Intense fighting in the Bajaur tribal district in north Pakistan has forced more than 200,000 people to flee their villages, an International Committee of the Red Cross (ICRC) official said on Friday.
“There is a real war shaking the Bajaur region at the moment,” said Pascal Cuttat, the head of the ICRC Pakistan delegation, with government forces “facing heavy opposition.”
Pakistan’s forces have launched a number of major military offensives in recent weeks against militants in the Bajaur district, which is thought to be an al-Qaeda stronghold.
“In the last few weeks, we have a dramatic intensification of the armed conflict which has its flare-ups and this is the most difficult one,” Cuttat said during a press briefing in Geneva.
At least 200,000 people, possibly 300,000, have fled their homes in the semi-autonomous Bajaur district near the Afghanistan border in the past three weeks, Cuttat said.
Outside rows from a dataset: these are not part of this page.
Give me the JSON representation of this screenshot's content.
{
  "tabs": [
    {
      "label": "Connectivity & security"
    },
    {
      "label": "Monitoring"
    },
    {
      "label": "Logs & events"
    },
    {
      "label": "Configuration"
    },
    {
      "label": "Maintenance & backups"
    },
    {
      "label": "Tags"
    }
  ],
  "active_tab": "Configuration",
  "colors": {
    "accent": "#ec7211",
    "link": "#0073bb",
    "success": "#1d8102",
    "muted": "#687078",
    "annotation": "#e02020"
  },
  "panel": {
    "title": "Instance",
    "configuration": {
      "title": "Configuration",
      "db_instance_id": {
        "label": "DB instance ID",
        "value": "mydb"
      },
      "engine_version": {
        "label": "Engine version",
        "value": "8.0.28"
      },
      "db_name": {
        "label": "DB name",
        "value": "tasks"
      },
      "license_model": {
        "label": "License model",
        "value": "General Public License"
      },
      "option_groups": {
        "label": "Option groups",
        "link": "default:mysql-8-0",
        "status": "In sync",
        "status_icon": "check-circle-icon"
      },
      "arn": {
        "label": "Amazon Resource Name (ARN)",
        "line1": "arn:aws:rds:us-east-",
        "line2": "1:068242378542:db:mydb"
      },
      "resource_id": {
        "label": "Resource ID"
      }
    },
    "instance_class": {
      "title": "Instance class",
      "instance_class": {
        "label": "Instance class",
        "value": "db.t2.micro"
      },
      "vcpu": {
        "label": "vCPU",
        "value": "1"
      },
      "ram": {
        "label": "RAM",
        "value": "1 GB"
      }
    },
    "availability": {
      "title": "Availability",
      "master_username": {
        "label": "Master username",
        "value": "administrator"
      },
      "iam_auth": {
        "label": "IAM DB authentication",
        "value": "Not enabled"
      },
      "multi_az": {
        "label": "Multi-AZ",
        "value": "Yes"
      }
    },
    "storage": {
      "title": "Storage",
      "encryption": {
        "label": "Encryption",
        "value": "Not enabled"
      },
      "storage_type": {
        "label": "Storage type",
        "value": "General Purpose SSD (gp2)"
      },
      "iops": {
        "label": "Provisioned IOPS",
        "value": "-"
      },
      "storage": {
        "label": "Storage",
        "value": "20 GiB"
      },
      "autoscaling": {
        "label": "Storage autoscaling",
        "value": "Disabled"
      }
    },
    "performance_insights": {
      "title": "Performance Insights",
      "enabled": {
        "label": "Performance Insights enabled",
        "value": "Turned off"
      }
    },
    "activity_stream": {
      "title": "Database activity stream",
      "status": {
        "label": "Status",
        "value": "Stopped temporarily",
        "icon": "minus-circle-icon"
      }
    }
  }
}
“About 80 percent of this displaced population was composed of women and children, and a few elderly,” he said, while adding that the fugitives left with “literally nothing.”
However, the majority of men opted to remain in their homes to protect their belongings and not leave their land during the harvest season, Cuttat said.
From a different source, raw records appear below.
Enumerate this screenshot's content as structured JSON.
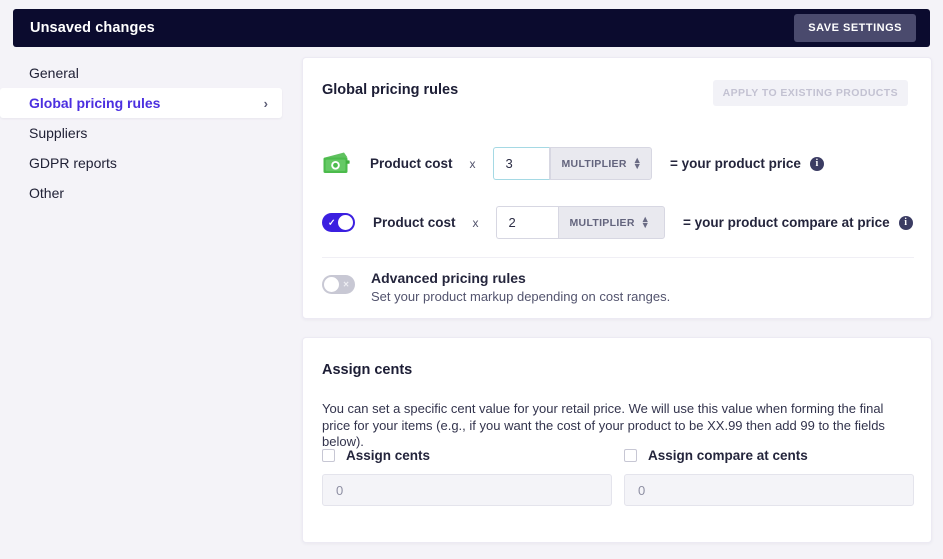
{
  "savebar": {
    "title": "Unsaved changes",
    "save_label": "SAVE SETTINGS",
    "bg_color": "#0b0b2e",
    "button_color": "#4a4a6d"
  },
  "sidebar": {
    "items": [
      {
        "label": "General",
        "active": false
      },
      {
        "label": "Global pricing rules",
        "active": true,
        "chevron": "›"
      },
      {
        "label": "Suppliers",
        "active": false
      },
      {
        "label": "GDPR reports",
        "active": false
      },
      {
        "label": "Other",
        "active": false
      }
    ],
    "active_color": "#4b2fe0"
  },
  "pricing_card": {
    "title": "Global pricing rules",
    "apply_label": "APPLY TO EXISTING PRODUCTS",
    "rows": [
      {
        "icon": "wallet-icon",
        "label": "Product cost",
        "operator": "x",
        "value": "3",
        "unit": "MULTIPLIER",
        "result": "= your product price",
        "info": "i",
        "focused": true
      },
      {
        "icon": "toggle-on",
        "label": "Product cost",
        "operator": "x",
        "value": "2",
        "unit": "MULTIPLIER",
        "result": "= your product compare at price",
        "info": "i",
        "focused": false
      }
    ],
    "advanced": {
      "toggle_state": "off",
      "toggle_mark": "×",
      "title": "Advanced pricing rules",
      "subtitle": "Set your product markup depending on cost ranges."
    }
  },
  "cents_card": {
    "title": "Assign cents",
    "description": "You can set a specific cent value for your retail price. We will use this value when forming the final price for your items (e.g., if you want the cost of your product to be XX.99 then add 99 to the fields below).",
    "columns": [
      {
        "checkbox_label": "Assign cents",
        "checked": false,
        "input_value": "0"
      },
      {
        "checkbox_label": "Assign compare at cents",
        "checked": false,
        "input_value": "0"
      }
    ]
  }
}
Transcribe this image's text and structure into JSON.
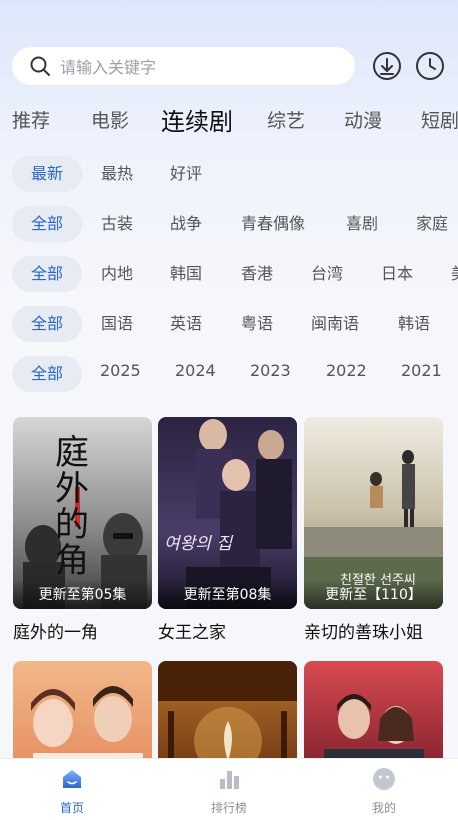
{
  "search": {
    "placeholder": "请输入关键字"
  },
  "categories": [
    {
      "label": "推荐"
    },
    {
      "label": "电影"
    },
    {
      "label": "连续剧"
    },
    {
      "label": "综艺"
    },
    {
      "label": "动漫"
    },
    {
      "label": "短剧"
    }
  ],
  "active_category": "连续剧",
  "filters": {
    "sort": [
      "最新",
      "最热",
      "好评"
    ],
    "genre": [
      "全部",
      "古装",
      "战争",
      "青春偶像",
      "喜剧",
      "家庭",
      "犯"
    ],
    "region": [
      "全部",
      "内地",
      "韩国",
      "香港",
      "台湾",
      "日本",
      "美"
    ],
    "language": [
      "全部",
      "国语",
      "英语",
      "粤语",
      "闽南语",
      "韩语"
    ],
    "year": [
      "全部",
      "2025",
      "2024",
      "2023",
      "2022",
      "2021"
    ]
  },
  "cards": [
    {
      "title": "庭外的一角",
      "status": "更新至第05集",
      "poster_text": "庭外的角"
    },
    {
      "title": "女王之家",
      "status": "更新至第08集",
      "poster_text": "여왕의 집"
    },
    {
      "title": "亲切的善珠小姐",
      "status": "更新至【110】",
      "poster_text": "친절한 선주씨"
    }
  ],
  "bottom_nav": [
    {
      "label": "首页",
      "icon": "home-icon",
      "active": true
    },
    {
      "label": "排行榜",
      "icon": "rank-icon",
      "active": false
    },
    {
      "label": "我的",
      "icon": "profile-icon",
      "active": false
    }
  ],
  "colors": {
    "accent": "#2b67c8",
    "chip_bg": "#e6ebf4"
  }
}
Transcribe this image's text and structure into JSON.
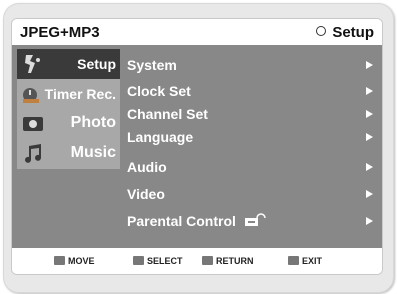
{
  "header": {
    "app_title": "JPEG+MP3",
    "section_title": "Setup"
  },
  "sidebar": {
    "items": [
      {
        "label": "Setup",
        "icon": "setup-icon",
        "active": true
      },
      {
        "label": "Timer Rec.",
        "icon": "timer-icon",
        "active": false
      },
      {
        "label": "Photo",
        "icon": "photo-icon",
        "active": false
      },
      {
        "label": "Music",
        "icon": "music-note-icon",
        "active": false
      }
    ]
  },
  "menu": {
    "items": [
      {
        "label": "System"
      },
      {
        "label": "Clock Set"
      },
      {
        "label": "Channel Set"
      },
      {
        "label": "Language"
      },
      {
        "label": "Audio"
      },
      {
        "label": "Video"
      },
      {
        "label": "Parental Control"
      }
    ]
  },
  "footer": {
    "move": "MOVE",
    "select": "SELECT",
    "return": "RETURN",
    "exit": "EXIT"
  },
  "colors": {
    "body_bg": "#888888",
    "active_tab": "#3a3a3a",
    "inactive_tab": "#a8a8a8"
  }
}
A large number of civilians traveled south to Marden and Peshawar, while others have headed north to the Lower Dir district.
Approximately 14,000 traveled over the border to Afghanistan, fearing the fighting will drag on for a long time, Cuttat said.
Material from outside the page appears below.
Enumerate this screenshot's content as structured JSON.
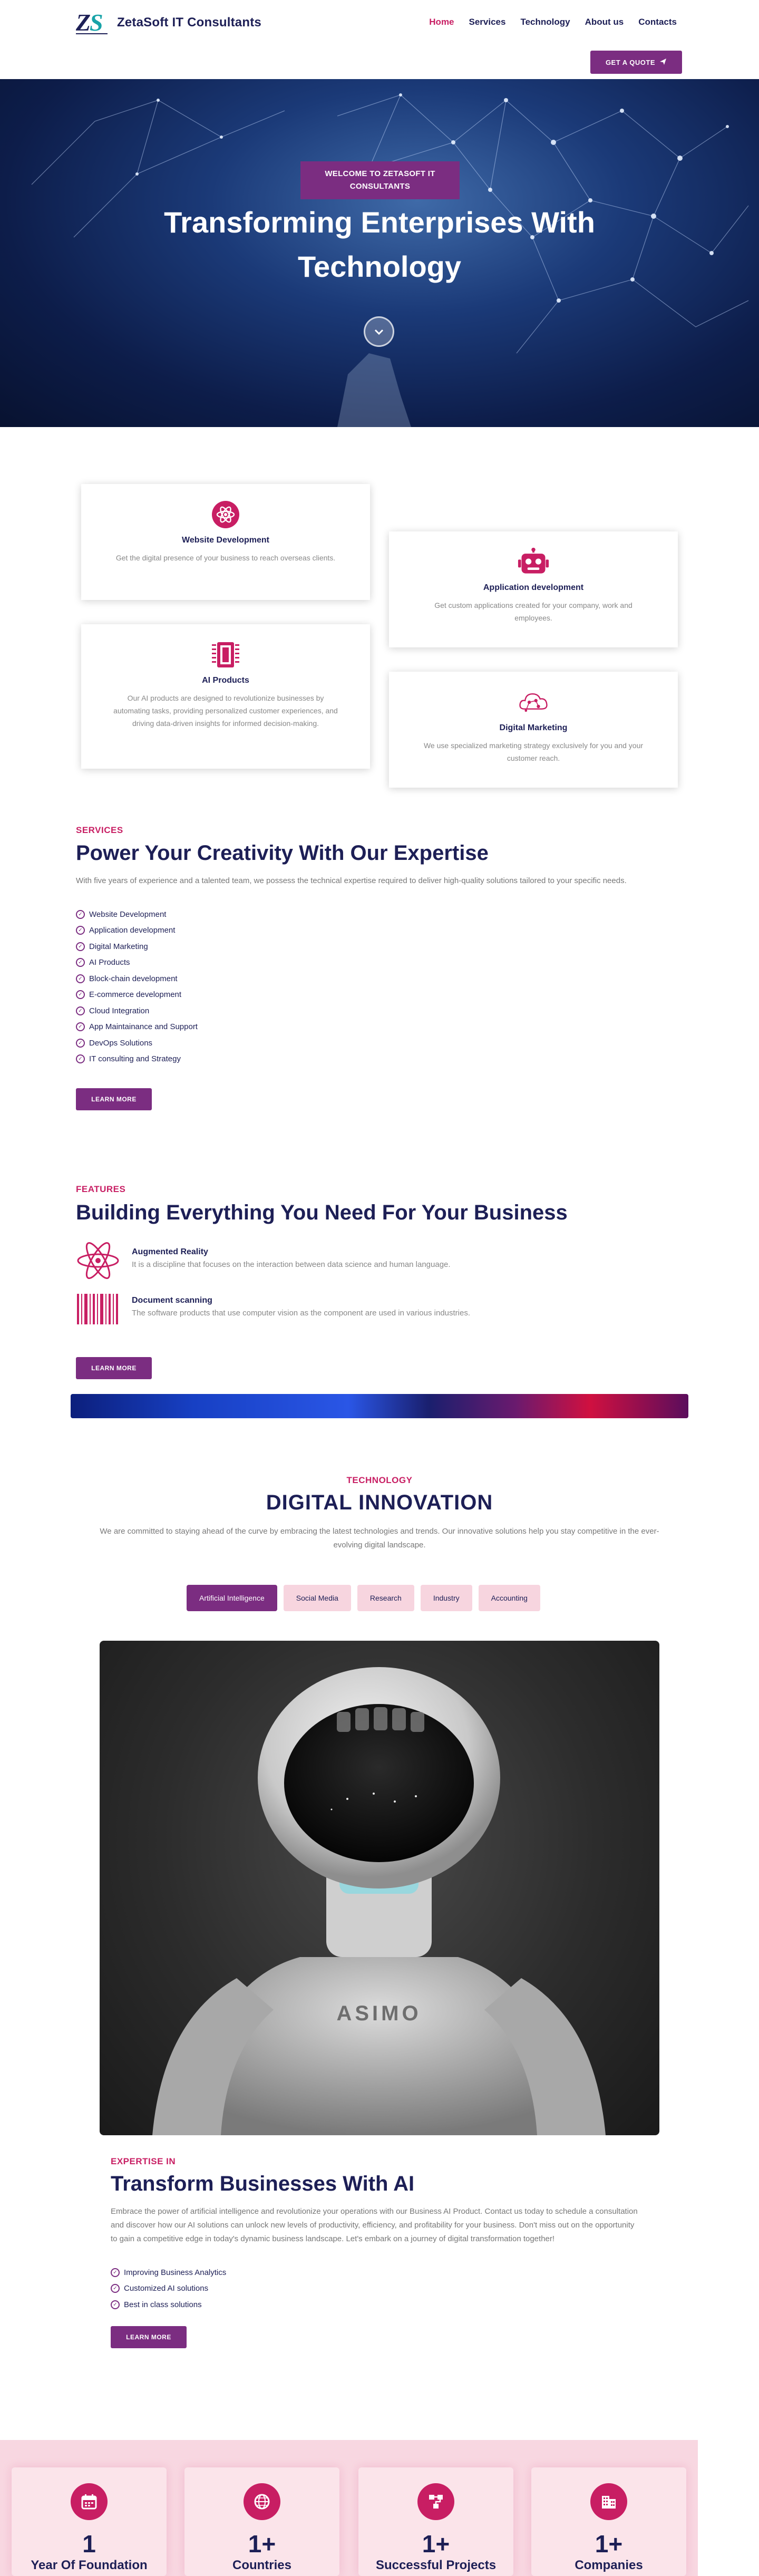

The organization, which fears a spread in diseases such a cholera, has provided drinking water to 50,000 people, as well as health facilities, tents and medicine.
“These displaced people urgently need vital items,” Cuttat said.